Two of the most frequently asked questions I get from people is, “How do I choose a counsellor?” and “How do I know what to look for when I’m choosing a counsellor?” These are very important questions I’m always happy to answer. Nowadays it’s critical to be a wise consumer of mental health and other counselling services. Especially since not all services or service providers are the same. Be careful of the options in the community that look “official” but the counsellor is not actually professionally qualified.
The Problem with the Lack of Governing Body in Counselling
One of the biggest problems in British Columbia is that there is no College for counsellors. A College is a regulatory body, established in the province of British Columbia to regulate a profession. The College abides by the Health Professions Act, or in the case of Social Workers, the Social Workers Act. The lack of a College for counsellors is a problem that counsellors have been trying to fix for over a decade but have not been able to for many reasons that are beyond the scope of this article. Doctors, social workers, nurses, and psychologists all have a College that is regulated by the province with specific entrance requirements, ethical standards and ongoing training requirements. These requirements ensure that anyone calling themselves a doctor, social worker, nurse, or psychologist have met these requirements (assuming they can prove registration with the college). While no system is perfect, you can at least be assured that certain minimum standards are maintained in professions that are regulated under a College.
Not having a College for counselling profession in British Columbia is a major problem. Think about it. You could literally drop out of high school, put up a sign, and call yourself a counselor. There is absolutely nothing illegal about this, and quite frankly, this happens far more frequently than it should. This is why it is very important to know what degrees and credentials to look for when you’re choosing a counsellor.
The Current Solution – Self Regulation
Thankfully, we have a solution called self-regulation. It’s not a perfect solution but it’s the best we can do for the time being. There are three major registering bodies for counsellors in BC that are responsible for self-regulation in counselling. They are: the BC Association of Clinical Counsellors (BCACC), the Canadian Counselling and Psychotherapy Association (CCPA), the British Columbia Association for Marriage and Family Therapy (BCAMFT). These organizations were created by counsellors in the profession who wanted to ensure a minimum level of professionalism was met. The minimum level of professionalism includes meeting mandatory education requirements and ethical standards. Self-regulation means there is a complaint process for the public that ensures accountability. The regulating bodies also require ongoing education where counsellors continue their education on the latest research and treatment methods.

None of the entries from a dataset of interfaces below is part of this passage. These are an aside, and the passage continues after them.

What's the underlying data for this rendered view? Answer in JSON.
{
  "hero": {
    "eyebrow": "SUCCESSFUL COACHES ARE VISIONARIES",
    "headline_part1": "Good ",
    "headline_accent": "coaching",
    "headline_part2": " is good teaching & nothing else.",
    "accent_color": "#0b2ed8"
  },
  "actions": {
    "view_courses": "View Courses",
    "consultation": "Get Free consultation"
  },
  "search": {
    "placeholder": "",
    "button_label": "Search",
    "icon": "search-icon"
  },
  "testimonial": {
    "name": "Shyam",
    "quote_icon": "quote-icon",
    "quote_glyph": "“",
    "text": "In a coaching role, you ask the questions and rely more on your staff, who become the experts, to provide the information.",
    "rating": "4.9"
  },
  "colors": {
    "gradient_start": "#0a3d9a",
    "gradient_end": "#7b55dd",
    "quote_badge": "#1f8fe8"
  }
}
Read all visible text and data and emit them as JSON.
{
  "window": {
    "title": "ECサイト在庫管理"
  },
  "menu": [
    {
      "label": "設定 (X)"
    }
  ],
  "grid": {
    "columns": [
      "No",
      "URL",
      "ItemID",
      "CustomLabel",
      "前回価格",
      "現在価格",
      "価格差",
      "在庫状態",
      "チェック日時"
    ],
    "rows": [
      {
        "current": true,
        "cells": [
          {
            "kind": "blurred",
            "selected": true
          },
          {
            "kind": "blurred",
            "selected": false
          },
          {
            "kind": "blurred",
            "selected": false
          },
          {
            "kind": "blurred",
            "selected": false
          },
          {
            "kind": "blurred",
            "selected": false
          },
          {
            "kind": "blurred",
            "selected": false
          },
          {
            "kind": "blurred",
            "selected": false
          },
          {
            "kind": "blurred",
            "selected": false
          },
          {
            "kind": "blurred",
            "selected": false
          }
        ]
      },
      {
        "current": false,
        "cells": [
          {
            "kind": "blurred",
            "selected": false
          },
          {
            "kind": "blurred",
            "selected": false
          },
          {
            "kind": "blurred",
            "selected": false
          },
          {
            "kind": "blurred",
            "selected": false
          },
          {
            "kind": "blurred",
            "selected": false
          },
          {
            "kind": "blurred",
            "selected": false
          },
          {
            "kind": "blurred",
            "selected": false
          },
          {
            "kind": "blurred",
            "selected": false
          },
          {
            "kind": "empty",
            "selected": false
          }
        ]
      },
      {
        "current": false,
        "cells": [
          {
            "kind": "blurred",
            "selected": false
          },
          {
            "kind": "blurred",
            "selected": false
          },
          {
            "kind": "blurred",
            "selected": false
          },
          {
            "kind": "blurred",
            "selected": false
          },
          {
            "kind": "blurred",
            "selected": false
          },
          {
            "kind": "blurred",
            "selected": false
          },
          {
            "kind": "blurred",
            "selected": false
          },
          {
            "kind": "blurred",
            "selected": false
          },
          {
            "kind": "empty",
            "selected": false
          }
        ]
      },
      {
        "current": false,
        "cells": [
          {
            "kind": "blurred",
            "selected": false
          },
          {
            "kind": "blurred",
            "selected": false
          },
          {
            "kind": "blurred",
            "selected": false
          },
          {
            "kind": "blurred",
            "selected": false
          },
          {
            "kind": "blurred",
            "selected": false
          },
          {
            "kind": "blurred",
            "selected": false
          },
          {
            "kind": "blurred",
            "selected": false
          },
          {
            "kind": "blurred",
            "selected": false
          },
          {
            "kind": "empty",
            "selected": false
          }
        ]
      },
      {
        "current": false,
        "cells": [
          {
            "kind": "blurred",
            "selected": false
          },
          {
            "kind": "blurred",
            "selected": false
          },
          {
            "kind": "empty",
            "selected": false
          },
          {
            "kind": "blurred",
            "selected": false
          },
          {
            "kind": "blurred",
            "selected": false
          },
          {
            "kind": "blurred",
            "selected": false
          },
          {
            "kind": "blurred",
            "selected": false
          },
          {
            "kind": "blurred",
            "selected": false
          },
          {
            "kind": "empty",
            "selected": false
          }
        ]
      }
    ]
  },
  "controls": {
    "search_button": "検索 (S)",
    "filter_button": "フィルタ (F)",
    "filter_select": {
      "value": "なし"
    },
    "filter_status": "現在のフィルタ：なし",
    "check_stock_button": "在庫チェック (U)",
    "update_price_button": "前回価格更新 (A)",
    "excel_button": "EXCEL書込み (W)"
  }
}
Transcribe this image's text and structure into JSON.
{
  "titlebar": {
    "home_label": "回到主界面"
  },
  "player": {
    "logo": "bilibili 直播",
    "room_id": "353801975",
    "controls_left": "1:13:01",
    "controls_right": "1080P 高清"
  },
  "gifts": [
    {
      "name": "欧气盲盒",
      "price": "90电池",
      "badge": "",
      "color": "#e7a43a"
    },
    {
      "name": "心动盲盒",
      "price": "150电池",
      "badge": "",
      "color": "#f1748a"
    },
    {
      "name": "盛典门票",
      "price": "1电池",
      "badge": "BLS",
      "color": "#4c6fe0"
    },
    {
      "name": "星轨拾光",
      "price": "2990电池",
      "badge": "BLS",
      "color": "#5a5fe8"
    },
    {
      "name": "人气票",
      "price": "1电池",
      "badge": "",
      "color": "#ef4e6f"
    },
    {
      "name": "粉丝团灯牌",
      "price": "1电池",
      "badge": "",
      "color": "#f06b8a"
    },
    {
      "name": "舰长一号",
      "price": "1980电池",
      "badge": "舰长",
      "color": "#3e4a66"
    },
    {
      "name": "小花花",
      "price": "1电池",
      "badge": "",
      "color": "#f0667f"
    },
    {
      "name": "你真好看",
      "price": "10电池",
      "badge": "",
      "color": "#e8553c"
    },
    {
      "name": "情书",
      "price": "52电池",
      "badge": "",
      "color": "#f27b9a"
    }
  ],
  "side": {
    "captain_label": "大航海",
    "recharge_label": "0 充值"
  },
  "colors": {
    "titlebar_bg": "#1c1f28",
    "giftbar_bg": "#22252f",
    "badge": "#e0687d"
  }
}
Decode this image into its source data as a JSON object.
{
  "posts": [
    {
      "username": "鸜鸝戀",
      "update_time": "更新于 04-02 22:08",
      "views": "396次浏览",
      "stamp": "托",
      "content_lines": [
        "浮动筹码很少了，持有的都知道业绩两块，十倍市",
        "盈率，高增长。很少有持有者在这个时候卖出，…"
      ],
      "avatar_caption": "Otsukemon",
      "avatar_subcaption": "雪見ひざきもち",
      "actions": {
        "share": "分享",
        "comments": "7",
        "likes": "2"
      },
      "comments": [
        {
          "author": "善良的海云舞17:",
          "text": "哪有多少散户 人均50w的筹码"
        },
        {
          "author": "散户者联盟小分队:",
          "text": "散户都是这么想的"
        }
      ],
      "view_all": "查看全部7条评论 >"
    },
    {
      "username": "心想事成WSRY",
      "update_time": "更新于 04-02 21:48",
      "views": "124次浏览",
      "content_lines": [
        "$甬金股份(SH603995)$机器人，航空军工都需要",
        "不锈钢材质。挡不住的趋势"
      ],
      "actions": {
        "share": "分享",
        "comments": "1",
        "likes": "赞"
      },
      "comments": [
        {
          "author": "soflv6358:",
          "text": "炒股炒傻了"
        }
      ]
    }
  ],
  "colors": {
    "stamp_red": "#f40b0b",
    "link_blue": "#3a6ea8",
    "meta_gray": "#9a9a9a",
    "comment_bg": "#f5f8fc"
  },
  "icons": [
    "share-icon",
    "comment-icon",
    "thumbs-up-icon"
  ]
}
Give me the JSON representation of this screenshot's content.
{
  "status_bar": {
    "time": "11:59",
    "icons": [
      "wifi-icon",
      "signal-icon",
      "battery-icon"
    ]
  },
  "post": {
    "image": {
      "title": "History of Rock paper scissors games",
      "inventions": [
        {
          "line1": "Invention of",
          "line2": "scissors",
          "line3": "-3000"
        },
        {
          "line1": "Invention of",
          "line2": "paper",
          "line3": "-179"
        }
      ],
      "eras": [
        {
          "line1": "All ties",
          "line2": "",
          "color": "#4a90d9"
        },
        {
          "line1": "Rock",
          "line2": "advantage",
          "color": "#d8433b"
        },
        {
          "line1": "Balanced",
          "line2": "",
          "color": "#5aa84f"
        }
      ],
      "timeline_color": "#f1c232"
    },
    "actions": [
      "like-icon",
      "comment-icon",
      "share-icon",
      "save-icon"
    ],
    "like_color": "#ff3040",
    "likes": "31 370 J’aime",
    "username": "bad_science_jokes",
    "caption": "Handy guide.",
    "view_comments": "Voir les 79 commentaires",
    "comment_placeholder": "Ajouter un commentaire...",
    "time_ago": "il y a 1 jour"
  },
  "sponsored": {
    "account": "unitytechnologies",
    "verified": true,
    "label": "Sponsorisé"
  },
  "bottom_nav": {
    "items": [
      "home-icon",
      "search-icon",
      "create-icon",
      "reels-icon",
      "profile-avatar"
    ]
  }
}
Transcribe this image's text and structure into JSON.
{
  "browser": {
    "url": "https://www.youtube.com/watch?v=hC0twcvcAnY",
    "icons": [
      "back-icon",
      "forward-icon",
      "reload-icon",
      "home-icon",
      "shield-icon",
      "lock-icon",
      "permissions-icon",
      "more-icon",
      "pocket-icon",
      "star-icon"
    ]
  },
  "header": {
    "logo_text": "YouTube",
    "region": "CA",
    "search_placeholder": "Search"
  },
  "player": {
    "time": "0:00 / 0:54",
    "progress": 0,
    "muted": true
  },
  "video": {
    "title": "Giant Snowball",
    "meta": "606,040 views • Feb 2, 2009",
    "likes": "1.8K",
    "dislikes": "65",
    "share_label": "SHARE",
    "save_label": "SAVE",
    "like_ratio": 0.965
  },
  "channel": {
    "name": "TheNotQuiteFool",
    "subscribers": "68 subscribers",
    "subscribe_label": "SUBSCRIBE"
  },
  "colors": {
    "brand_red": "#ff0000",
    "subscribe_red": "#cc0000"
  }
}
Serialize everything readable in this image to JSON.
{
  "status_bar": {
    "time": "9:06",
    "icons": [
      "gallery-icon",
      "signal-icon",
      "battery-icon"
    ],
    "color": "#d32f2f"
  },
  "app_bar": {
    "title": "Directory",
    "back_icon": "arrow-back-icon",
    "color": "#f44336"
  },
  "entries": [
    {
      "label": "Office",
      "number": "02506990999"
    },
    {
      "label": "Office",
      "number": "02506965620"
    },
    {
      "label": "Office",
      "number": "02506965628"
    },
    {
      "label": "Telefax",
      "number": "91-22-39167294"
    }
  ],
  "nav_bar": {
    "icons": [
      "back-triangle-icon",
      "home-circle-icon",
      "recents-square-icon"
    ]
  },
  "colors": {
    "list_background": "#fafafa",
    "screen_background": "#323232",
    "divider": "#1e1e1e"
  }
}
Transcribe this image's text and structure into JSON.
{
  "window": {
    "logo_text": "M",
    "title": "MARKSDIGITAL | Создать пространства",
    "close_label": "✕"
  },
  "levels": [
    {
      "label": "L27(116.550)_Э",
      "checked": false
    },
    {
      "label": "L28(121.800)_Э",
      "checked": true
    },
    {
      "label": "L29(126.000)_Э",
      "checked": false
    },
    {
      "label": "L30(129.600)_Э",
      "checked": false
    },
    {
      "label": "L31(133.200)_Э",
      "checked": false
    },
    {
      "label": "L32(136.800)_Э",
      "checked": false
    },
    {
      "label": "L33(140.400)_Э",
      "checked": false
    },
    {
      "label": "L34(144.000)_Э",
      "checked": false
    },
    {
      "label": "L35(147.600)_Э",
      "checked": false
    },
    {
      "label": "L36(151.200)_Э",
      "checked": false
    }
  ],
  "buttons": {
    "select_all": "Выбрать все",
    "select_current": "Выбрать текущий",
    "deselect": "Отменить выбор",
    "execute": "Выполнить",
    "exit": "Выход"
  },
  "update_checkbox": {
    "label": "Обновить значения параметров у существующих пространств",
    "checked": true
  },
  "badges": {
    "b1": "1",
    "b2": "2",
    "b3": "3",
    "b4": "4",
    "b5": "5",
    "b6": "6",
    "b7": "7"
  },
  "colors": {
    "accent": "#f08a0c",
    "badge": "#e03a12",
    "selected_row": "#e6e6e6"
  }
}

All of these organizations require a minimum of a Masters degree in the field of psychology, completion of practicums/internships, and guidelines for ongoing supervision while in clinical practice. Certain requirements must be met to be covered under professional liability insurance which acts to protect the interests of both counsellors and clients.
How Does This Affect You?
Just as in any other profession, it is necessary that counsellors meet professional standards and ethical requirements. Our clients should have confidence that their counsellor has gone through proper training. Proper training includes time spent at school learning counselling theory, conducting research, and practicing the methods of clinical practice that have been shown to be beneficial to clients. Counsellors should have gone through professional training via internships where they were supervised by counsellors who have been in the field for many years. Training under such guidance can enhance their learning and practice so they become effective at helping others.
It is essential to have professional standards for ongoing supervision and accountability. These standards validate a counsellor’s commitment to ongoing learning. They also serve as a source for counsellors to seek help from when they need additional insight into the difficulties of their clients. Professional standards and regulations help ensure counsellors are always acting in the best interests of their clients and always doing so in an ethical manner.
Finally, it is important to have a process in place for complaints. This provides clients with a method for recourse if they feel a counsellor is not acting ethically. This insurance helps protect both clients and counsellors. Especially in cases of legitimate claims or false allegations. Without a governing body, there is no oversight for these very important areas.
Our next article will explore what to look for when choosing a counsellor. There are certain things you need to watch out for and specific questions you should be asking. There is a lot at stake. Your mental health and the mental health of your loved ones can be deeply affected by the counsellor you choose to see.
Update: Continue to Part 2 of the blog – The Difficulties with Choosing A Counsellor in British Columbia – Part I
To learn more about the professional bodies, please check out their respective websites.
BC Association of Clinical Counsellors (BCACC)
Canadian Counselling and Psychotherapy Association (CCPA)
British Columbia Association for Marriage and Family Therapy (BCAMFT)